You gotta love the mentality of Greta Van Susteren, reducing the whole union-hating, Ayn Rand-loving, universal health care-dismissing ravings of Whole Foods founder John Mackey to a question of whether he's a "bad man." She's using the same language I use with my 6 year old when talking about "stranger danger." Sheesh.
Even as a diehard foodie (My husband and I plan our weekends and vacations around meals and restaurants. Seriously.), I actually don't shop that often at Whole Foods. I find it...well, elitist and overpriced. I much prefer Trader Joe's and our local farmers' markets to Whole Foods, though many of my friends are major patrons. But now that I've read Mackey's diatribe in the WSJ in all its Randian glory, I have to wonder if he considered at all who shops in his stores. GastroNomalies.com's Ali Savino writes on Whole Foods' rotten core:
Whole Foods CEO John Mackey wrote a thunderous comment piece in which he derided the public option, Barack Obama's biggest campaign promise to progressives, and put forward a stridently conservative view of healthcare for America.
Does Mackey know who his customer base is? Did he really not foresee the backlash that has ensued – the howls across the blogosphere and Twitter, the Facebook petition to boycott Whole Foods?
Pundits argue that Mackey hasn't gotten a fair shake.
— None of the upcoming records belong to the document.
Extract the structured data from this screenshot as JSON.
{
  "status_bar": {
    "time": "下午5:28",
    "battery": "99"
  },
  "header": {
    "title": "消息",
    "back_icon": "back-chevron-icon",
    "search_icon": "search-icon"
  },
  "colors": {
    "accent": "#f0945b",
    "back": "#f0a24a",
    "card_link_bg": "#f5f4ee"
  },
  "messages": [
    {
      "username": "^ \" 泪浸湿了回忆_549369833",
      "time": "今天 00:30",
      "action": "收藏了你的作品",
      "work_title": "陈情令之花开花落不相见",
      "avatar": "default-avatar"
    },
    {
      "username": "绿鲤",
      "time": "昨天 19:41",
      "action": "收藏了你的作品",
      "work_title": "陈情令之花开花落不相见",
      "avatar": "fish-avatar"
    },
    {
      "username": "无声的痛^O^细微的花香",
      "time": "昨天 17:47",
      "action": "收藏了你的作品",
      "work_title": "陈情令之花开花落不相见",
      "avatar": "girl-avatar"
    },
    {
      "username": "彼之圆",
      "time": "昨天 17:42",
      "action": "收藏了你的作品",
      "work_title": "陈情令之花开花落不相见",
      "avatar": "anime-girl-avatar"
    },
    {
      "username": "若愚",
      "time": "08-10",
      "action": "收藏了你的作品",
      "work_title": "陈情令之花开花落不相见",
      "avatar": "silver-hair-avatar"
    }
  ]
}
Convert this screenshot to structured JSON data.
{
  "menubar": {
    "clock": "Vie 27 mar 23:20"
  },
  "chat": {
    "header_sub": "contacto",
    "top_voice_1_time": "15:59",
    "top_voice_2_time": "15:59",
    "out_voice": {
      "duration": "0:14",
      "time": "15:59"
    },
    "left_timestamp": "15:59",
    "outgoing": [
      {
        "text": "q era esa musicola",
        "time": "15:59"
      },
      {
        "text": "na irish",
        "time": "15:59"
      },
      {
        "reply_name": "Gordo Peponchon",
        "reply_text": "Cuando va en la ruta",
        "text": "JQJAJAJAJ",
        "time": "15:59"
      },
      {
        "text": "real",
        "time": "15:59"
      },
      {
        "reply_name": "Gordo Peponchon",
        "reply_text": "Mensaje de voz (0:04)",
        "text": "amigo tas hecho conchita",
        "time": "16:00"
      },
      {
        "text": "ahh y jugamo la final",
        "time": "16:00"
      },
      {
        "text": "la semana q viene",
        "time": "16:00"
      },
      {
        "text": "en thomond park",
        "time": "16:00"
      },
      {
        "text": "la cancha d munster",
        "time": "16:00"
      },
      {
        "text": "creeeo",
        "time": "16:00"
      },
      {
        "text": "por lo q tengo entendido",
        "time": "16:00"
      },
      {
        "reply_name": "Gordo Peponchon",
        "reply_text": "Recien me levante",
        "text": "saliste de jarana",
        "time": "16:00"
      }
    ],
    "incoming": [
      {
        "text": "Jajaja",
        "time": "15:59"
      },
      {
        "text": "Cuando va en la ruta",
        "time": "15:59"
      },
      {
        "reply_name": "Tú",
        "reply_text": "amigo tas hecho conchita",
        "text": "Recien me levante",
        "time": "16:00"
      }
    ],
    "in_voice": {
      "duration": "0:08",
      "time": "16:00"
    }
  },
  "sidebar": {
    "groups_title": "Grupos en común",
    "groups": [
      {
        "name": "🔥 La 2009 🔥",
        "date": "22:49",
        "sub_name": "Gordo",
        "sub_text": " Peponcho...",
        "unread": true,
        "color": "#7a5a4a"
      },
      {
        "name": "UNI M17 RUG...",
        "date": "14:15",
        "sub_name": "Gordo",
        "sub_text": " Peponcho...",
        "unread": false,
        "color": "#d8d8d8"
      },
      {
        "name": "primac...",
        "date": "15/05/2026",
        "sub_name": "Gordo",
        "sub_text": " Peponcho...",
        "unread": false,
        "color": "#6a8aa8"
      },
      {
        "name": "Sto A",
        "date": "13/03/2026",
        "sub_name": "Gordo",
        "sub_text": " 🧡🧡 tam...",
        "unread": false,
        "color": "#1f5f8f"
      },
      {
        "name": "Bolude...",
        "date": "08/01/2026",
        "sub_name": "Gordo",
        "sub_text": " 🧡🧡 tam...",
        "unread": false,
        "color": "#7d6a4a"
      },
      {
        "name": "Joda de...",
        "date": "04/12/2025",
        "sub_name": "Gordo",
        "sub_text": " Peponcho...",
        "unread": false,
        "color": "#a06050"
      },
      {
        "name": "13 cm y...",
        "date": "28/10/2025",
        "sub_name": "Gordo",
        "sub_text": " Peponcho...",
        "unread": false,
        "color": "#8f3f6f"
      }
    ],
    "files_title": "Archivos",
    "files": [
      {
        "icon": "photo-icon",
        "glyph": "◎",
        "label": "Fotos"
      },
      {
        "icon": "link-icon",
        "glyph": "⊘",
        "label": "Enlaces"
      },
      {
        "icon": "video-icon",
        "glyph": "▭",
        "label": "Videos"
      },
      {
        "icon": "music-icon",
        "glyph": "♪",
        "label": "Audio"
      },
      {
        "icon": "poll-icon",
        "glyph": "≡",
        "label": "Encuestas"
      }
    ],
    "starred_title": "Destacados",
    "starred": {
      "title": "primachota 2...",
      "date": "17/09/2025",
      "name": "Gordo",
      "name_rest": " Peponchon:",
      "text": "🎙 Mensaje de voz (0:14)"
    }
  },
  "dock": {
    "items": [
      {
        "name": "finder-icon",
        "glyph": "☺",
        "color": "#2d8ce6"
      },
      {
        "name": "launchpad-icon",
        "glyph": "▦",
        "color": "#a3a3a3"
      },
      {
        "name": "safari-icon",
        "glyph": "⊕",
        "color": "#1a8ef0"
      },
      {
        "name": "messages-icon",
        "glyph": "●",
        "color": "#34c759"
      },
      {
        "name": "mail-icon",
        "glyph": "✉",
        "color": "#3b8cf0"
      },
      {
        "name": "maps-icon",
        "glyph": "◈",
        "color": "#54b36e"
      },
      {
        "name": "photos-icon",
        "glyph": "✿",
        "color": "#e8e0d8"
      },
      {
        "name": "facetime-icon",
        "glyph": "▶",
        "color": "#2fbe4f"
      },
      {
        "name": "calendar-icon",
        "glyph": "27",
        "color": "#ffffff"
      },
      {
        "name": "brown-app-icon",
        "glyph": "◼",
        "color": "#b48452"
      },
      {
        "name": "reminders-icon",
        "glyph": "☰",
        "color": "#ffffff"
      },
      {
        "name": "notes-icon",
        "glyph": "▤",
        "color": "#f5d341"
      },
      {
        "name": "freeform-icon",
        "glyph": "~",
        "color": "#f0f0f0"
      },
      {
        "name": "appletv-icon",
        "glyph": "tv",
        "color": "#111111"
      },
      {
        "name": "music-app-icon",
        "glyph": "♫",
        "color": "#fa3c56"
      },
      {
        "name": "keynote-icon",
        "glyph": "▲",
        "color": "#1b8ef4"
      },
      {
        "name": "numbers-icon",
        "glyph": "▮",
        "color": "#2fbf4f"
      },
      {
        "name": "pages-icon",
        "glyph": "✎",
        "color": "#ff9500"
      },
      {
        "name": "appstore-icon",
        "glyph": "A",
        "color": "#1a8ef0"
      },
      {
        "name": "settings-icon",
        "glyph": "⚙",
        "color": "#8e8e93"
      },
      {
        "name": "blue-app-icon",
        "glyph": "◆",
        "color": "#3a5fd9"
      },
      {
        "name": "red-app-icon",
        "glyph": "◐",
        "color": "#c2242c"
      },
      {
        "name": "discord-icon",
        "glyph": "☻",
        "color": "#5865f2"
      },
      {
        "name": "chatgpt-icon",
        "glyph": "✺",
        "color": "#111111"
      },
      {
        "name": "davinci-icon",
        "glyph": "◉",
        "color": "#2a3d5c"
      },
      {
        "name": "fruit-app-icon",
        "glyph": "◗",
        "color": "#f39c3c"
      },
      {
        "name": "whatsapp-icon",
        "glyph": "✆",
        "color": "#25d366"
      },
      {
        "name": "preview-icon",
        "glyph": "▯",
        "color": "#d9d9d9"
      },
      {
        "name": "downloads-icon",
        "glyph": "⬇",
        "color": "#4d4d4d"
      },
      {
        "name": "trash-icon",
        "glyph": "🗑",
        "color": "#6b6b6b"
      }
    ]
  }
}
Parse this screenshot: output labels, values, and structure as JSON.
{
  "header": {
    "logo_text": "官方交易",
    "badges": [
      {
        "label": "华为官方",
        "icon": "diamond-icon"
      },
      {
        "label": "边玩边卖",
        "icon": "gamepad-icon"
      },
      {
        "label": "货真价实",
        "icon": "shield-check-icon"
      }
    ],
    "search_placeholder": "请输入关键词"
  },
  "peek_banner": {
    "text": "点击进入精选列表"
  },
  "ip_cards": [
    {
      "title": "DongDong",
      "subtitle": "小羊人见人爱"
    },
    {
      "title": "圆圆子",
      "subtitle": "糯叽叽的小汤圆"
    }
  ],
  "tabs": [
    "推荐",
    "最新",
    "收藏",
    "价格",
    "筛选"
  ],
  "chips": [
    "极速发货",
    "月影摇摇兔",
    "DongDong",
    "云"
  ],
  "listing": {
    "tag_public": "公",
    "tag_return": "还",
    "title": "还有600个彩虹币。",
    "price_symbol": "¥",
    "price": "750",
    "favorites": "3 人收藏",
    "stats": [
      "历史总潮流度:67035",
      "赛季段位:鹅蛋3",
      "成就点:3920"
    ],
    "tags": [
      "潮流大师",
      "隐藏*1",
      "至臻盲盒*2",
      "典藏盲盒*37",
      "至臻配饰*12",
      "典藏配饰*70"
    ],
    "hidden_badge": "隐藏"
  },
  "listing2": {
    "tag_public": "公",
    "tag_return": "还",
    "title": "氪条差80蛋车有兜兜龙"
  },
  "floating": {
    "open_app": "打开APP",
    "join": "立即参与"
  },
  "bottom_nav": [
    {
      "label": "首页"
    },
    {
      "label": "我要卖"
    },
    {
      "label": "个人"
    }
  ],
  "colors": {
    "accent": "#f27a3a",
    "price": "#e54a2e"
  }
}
He sells food after all, not health insurance. He's a successful businessman who has wisdom to share. But Whole Foods is more than a supermarket. From the cooking classes and wine tastings to the monthly event calendar on the wall, Whole Foods aims to be a way of life.
The brand Mackey created caters to a specific clientele. Customers are greeted with signage boasting of local farmers and grass-fed cattle. Whole Foods touts announcements of Green Prom projects and 100-best-companies-to-work-for accolades. The reusable shopping bags and shelves filled with yoga mats and all-natural beeswax lip balm aim to capture the same folks clicking "donate" on the MoveOn fundraising appeals.
These are the same people who pay large sums for a pint of organic strawberries, laughing off or even defending the "Whole Paycheque" label. They tell themselves: It's OK to pay double what those strawberries would cost elsewhere, because they're chemical-free, healthier, environmentally and ethically sound. Whole Foods customers want to feel good about their purchases and believe they are being better citizens for shopping there.
Now Mackey, the face of the company, is not only at odds with a central tenet of progressivism, but a supporter of free-market evangelism that has no space for the community-based, egalitarian solutions his customers support.
One of the site team wrote to Whole Foods after the op-ed was published and Whole Foods responded quickly with a somewhat disingenuous response, but also one which disavowed Mackey's stance (The exact phrasing was "Whole Foods Market has no official position on the issue"). If you're on Facebook, you can join the "Boycott Whole Foods" group now.